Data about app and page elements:
"""
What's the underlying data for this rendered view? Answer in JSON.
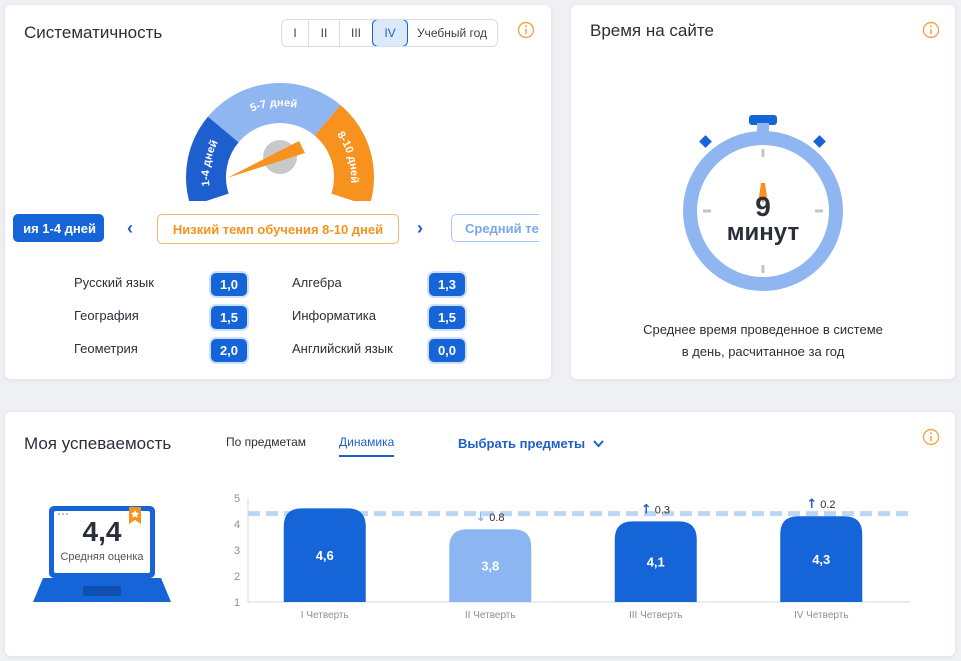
{
  "systematic": {
    "title": "Систематичность",
    "periods": [
      "I",
      "II",
      "III",
      "IV",
      "Учебный год"
    ],
    "active_period": "IV",
    "gauge": {
      "segments": [
        "1-4 дней",
        "5-7 дней",
        "8-10 дней"
      ],
      "colors": [
        "#1e5fd0",
        "#8fb6f1",
        "#f7921e"
      ]
    },
    "pace_pills": [
      "ия 1-4 дней",
      "Низкий темп обучения 8-10 дней",
      "Средний те"
    ],
    "subjects_left": [
      {
        "name": "Русский язык",
        "score": "1,0"
      },
      {
        "name": "География",
        "score": "1,5"
      },
      {
        "name": "Геометрия",
        "score": "2,0"
      }
    ],
    "subjects_right": [
      {
        "name": "Алгебра",
        "score": "1,3"
      },
      {
        "name": "Информатика",
        "score": "1,5"
      },
      {
        "name": "Английский язык",
        "score": "0,0"
      }
    ]
  },
  "time": {
    "title": "Время на сайте",
    "value": "9",
    "unit": "минут",
    "caption_line1": "Среднее время проведенное в системе",
    "caption_line2": "в день, расчитанное за год"
  },
  "performance": {
    "title": "Моя успеваемость",
    "tabs": [
      "По предметам",
      "Динамика"
    ],
    "active_tab": "Динамика",
    "select_subjects": "Выбрать предметы",
    "average": {
      "value": "4,4",
      "label": "Средняя оценка"
    },
    "chart_data": {
      "type": "bar",
      "categories": [
        "I Четверть",
        "II Четверть",
        "III Четверть",
        "IV Четверть"
      ],
      "values": [
        4.6,
        3.8,
        4.1,
        4.3
      ],
      "value_labels": [
        "4,6",
        "3,8",
        "4,1",
        "4,3"
      ],
      "deltas": [
        null,
        "0.8",
        "0.3",
        "0.2"
      ],
      "delta_directions": [
        null,
        "down",
        "up",
        "up"
      ],
      "y_ticks": [
        "1",
        "2",
        "3",
        "4",
        "5"
      ],
      "ylim": [
        1,
        5
      ],
      "average_line": 4.4,
      "bar_colors": [
        "#1565d8",
        "#8cb6f2",
        "#1565d8",
        "#1565d8"
      ]
    }
  },
  "colors": {
    "accent": "#1e5fc8",
    "orange": "#f7921e",
    "info": "#f5a34a"
  }
}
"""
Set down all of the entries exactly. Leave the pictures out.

What's the underlying data for this rendered view? Answer in JSON.
{
  "systematic": {
    "title": "Систематичность",
    "periods": [
      "I",
      "II",
      "III",
      "IV",
      "Учебный год"
    ],
    "active_period": "IV",
    "gauge": {
      "segments": [
        "1-4 дней",
        "5-7 дней",
        "8-10 дней"
      ],
      "colors": [
        "#1e5fd0",
        "#8fb6f1",
        "#f7921e"
      ]
    },
    "pace_pills": [
      "ия 1-4 дней",
      "Низкий темп обучения 8-10 дней",
      "Средний те"
    ],
    "subjects_left": [
      {
        "name": "Русский язык",
        "score": "1,0"
      },
      {
        "name": "География",
        "score": "1,5"
      },
      {
        "name": "Геометрия",
        "score": "2,0"
      }
    ],
    "subjects_right": [
      {
        "name": "Алгебра",
        "score": "1,3"
      },
      {
        "name": "Информатика",
        "score": "1,5"
      },
      {
        "name": "Английский язык",
        "score": "0,0"
      }
    ]
  },
  "time": {
    "title": "Время на сайте",
    "value": "9",
    "unit": "минут",
    "caption_line1": "Среднее время проведенное в системе",
    "caption_line2": "в день, расчитанное за год"
  },
  "performance": {
    "title": "Моя успеваемость",
    "tabs": [
      "По предметам",
      "Динамика"
    ],
    "active_tab": "Динамика",
    "select_subjects": "Выбрать предметы",
    "average": {
      "value": "4,4",
      "label": "Средняя оценка"
    },
    "chart_data": {
      "type": "bar",
      "categories": [
        "I Четверть",
        "II Четверть",
        "III Четверть",
        "IV Четверть"
      ],
      "values": [
        4.6,
        3.8,
        4.1,
        4.3
      ],
      "value_labels": [
        "4,6",
        "3,8",
        "4,1",
        "4,3"
      ],
      "deltas": [
        null,
        "0.8",
        "0.3",
        "0.2"
      ],
      "delta_directions": [
        null,
        "down",
        "up",
        "up"
      ],
      "y_ticks": [
        "1",
        "2",
        "3",
        "4",
        "5"
      ],
      "ylim": [
        1,
        5
      ],
      "average_line": 4.4,
      "bar_colors": [
        "#1565d8",
        "#8cb6f2",
        "#1565d8",
        "#1565d8"
      ]
    }
  },
  "colors": {
    "accent": "#1e5fc8",
    "orange": "#f7921e",
    "info": "#f5a34a"
  }
}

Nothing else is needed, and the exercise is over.